> _RECORDED DATA_
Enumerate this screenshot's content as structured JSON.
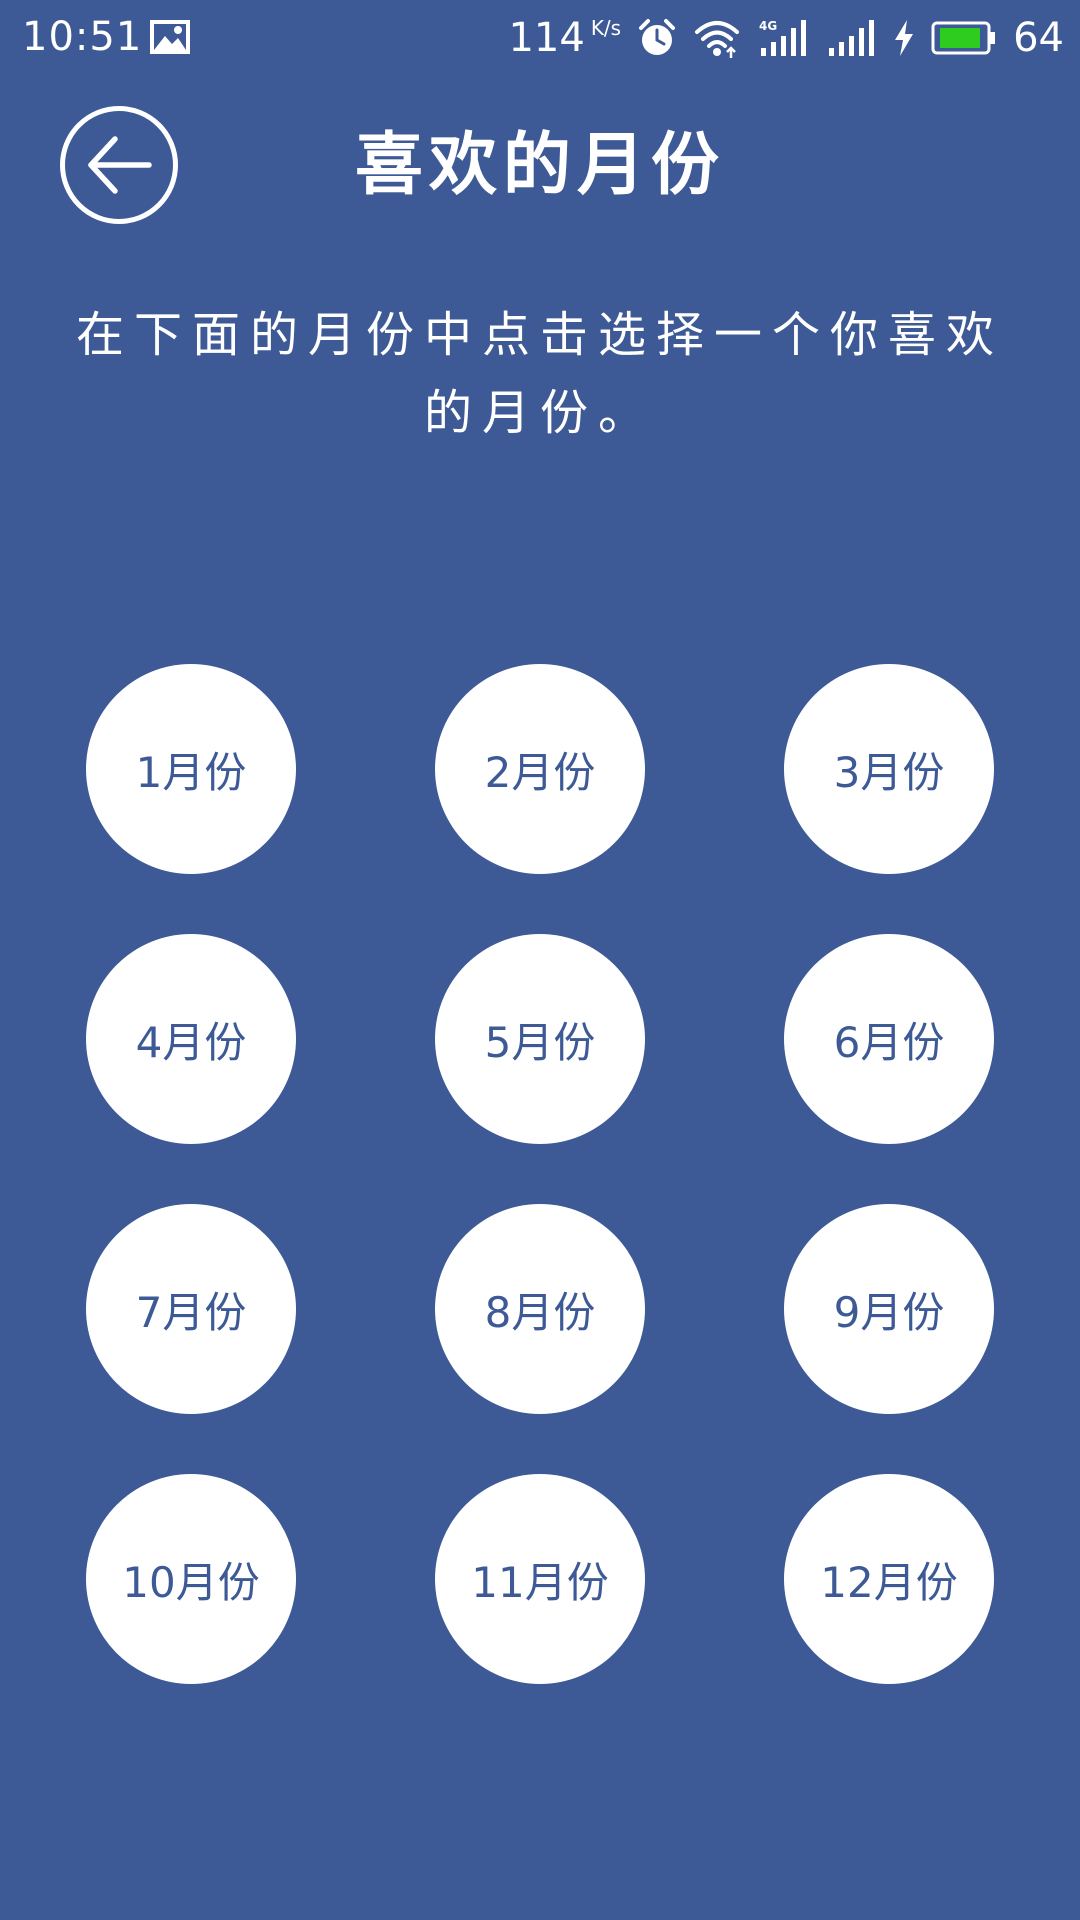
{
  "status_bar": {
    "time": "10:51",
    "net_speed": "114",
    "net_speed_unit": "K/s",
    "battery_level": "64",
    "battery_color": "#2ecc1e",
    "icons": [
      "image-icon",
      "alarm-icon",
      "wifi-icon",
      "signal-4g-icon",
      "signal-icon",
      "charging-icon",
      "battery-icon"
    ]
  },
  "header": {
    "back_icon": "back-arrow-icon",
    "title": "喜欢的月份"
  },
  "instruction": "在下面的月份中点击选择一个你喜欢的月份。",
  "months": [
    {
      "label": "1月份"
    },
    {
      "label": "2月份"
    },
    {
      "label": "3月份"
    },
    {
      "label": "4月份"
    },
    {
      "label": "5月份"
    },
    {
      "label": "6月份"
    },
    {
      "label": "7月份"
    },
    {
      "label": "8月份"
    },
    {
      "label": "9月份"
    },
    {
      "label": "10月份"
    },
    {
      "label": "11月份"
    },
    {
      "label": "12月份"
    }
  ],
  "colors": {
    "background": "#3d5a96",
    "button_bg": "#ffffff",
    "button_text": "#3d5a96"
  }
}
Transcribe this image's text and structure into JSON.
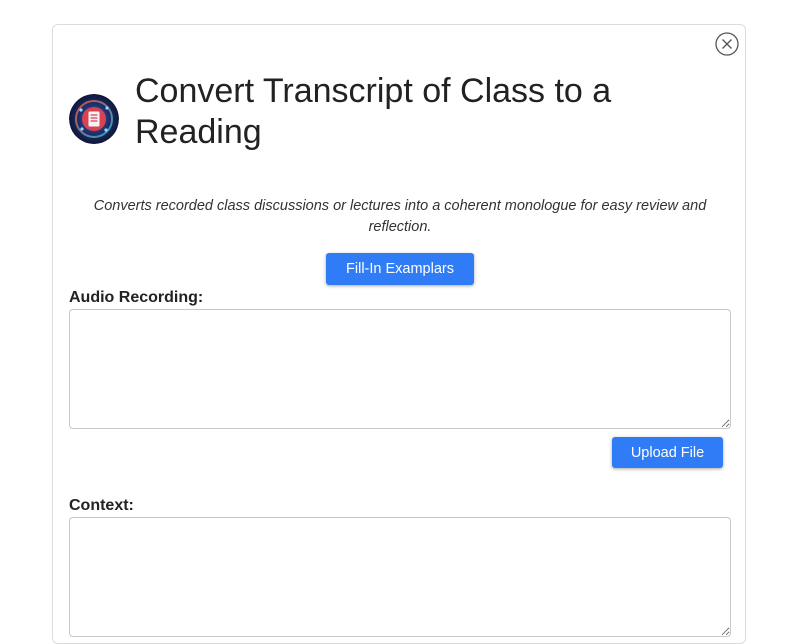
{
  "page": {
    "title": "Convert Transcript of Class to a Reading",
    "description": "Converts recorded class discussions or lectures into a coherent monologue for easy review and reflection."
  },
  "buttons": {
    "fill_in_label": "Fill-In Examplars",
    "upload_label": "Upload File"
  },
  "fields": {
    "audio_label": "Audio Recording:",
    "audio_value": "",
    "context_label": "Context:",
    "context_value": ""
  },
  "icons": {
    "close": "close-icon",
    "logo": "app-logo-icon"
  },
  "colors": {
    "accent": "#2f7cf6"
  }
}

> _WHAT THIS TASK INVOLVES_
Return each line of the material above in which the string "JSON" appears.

> _SOLUTION TO THIS TASK_
Enumerate this screenshot's content as structured JSON.
Transcribe this image's text and structure into JSON.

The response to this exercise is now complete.